Dataset extract:
Content starts
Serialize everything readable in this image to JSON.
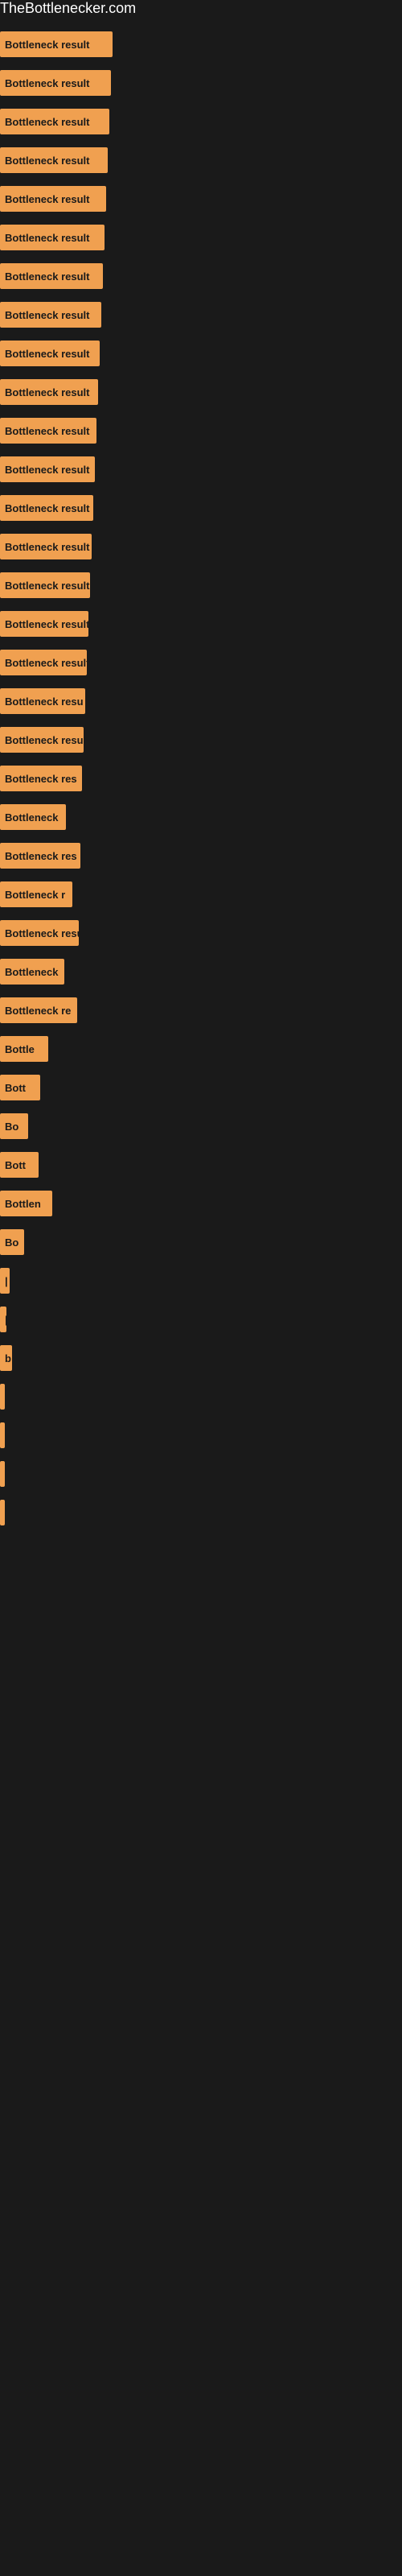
{
  "site": {
    "title": "TheBottlenecker.com"
  },
  "bars": [
    {
      "label": "Bottleneck result",
      "width": 140
    },
    {
      "label": "Bottleneck result",
      "width": 138
    },
    {
      "label": "Bottleneck result",
      "width": 136
    },
    {
      "label": "Bottleneck result",
      "width": 134
    },
    {
      "label": "Bottleneck result",
      "width": 132
    },
    {
      "label": "Bottleneck result",
      "width": 130
    },
    {
      "label": "Bottleneck result",
      "width": 128
    },
    {
      "label": "Bottleneck result",
      "width": 126
    },
    {
      "label": "Bottleneck result",
      "width": 124
    },
    {
      "label": "Bottleneck result",
      "width": 122
    },
    {
      "label": "Bottleneck result",
      "width": 120
    },
    {
      "label": "Bottleneck result",
      "width": 118
    },
    {
      "label": "Bottleneck result",
      "width": 116
    },
    {
      "label": "Bottleneck result",
      "width": 114
    },
    {
      "label": "Bottleneck result",
      "width": 112
    },
    {
      "label": "Bottleneck result",
      "width": 110
    },
    {
      "label": "Bottleneck result",
      "width": 108
    },
    {
      "label": "Bottleneck resu",
      "width": 106
    },
    {
      "label": "Bottleneck result",
      "width": 104
    },
    {
      "label": "Bottleneck res",
      "width": 102
    },
    {
      "label": "Bottleneck",
      "width": 82
    },
    {
      "label": "Bottleneck res",
      "width": 100
    },
    {
      "label": "Bottleneck r",
      "width": 90
    },
    {
      "label": "Bottleneck resu",
      "width": 98
    },
    {
      "label": "Bottleneck",
      "width": 80
    },
    {
      "label": "Bottleneck re",
      "width": 96
    },
    {
      "label": "Bottle",
      "width": 60
    },
    {
      "label": "Bott",
      "width": 50
    },
    {
      "label": "Bo",
      "width": 35
    },
    {
      "label": "Bott",
      "width": 48
    },
    {
      "label": "Bottlen",
      "width": 65
    },
    {
      "label": "Bo",
      "width": 30
    },
    {
      "label": "|",
      "width": 12
    },
    {
      "label": "|",
      "width": 8
    },
    {
      "label": "b",
      "width": 15
    },
    {
      "label": "",
      "width": 5
    },
    {
      "label": "",
      "width": 5
    },
    {
      "label": "",
      "width": 5
    },
    {
      "label": "",
      "width": 5
    }
  ]
}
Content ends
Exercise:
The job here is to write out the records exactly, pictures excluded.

Answer:
Serialize everything readable in this image to JSON.
{
  "site": {
    "title": "TheBottlenecker.com"
  },
  "bars": [
    {
      "label": "Bottleneck result",
      "width": 140
    },
    {
      "label": "Bottleneck result",
      "width": 138
    },
    {
      "label": "Bottleneck result",
      "width": 136
    },
    {
      "label": "Bottleneck result",
      "width": 134
    },
    {
      "label": "Bottleneck result",
      "width": 132
    },
    {
      "label": "Bottleneck result",
      "width": 130
    },
    {
      "label": "Bottleneck result",
      "width": 128
    },
    {
      "label": "Bottleneck result",
      "width": 126
    },
    {
      "label": "Bottleneck result",
      "width": 124
    },
    {
      "label": "Bottleneck result",
      "width": 122
    },
    {
      "label": "Bottleneck result",
      "width": 120
    },
    {
      "label": "Bottleneck result",
      "width": 118
    },
    {
      "label": "Bottleneck result",
      "width": 116
    },
    {
      "label": "Bottleneck result",
      "width": 114
    },
    {
      "label": "Bottleneck result",
      "width": 112
    },
    {
      "label": "Bottleneck result",
      "width": 110
    },
    {
      "label": "Bottleneck result",
      "width": 108
    },
    {
      "label": "Bottleneck resu",
      "width": 106
    },
    {
      "label": "Bottleneck result",
      "width": 104
    },
    {
      "label": "Bottleneck res",
      "width": 102
    },
    {
      "label": "Bottleneck",
      "width": 82
    },
    {
      "label": "Bottleneck res",
      "width": 100
    },
    {
      "label": "Bottleneck r",
      "width": 90
    },
    {
      "label": "Bottleneck resu",
      "width": 98
    },
    {
      "label": "Bottleneck",
      "width": 80
    },
    {
      "label": "Bottleneck re",
      "width": 96
    },
    {
      "label": "Bottle",
      "width": 60
    },
    {
      "label": "Bott",
      "width": 50
    },
    {
      "label": "Bo",
      "width": 35
    },
    {
      "label": "Bott",
      "width": 48
    },
    {
      "label": "Bottlen",
      "width": 65
    },
    {
      "label": "Bo",
      "width": 30
    },
    {
      "label": "|",
      "width": 12
    },
    {
      "label": "|",
      "width": 8
    },
    {
      "label": "b",
      "width": 15
    },
    {
      "label": "",
      "width": 5
    },
    {
      "label": "",
      "width": 5
    },
    {
      "label": "",
      "width": 5
    },
    {
      "label": "",
      "width": 5
    }
  ]
}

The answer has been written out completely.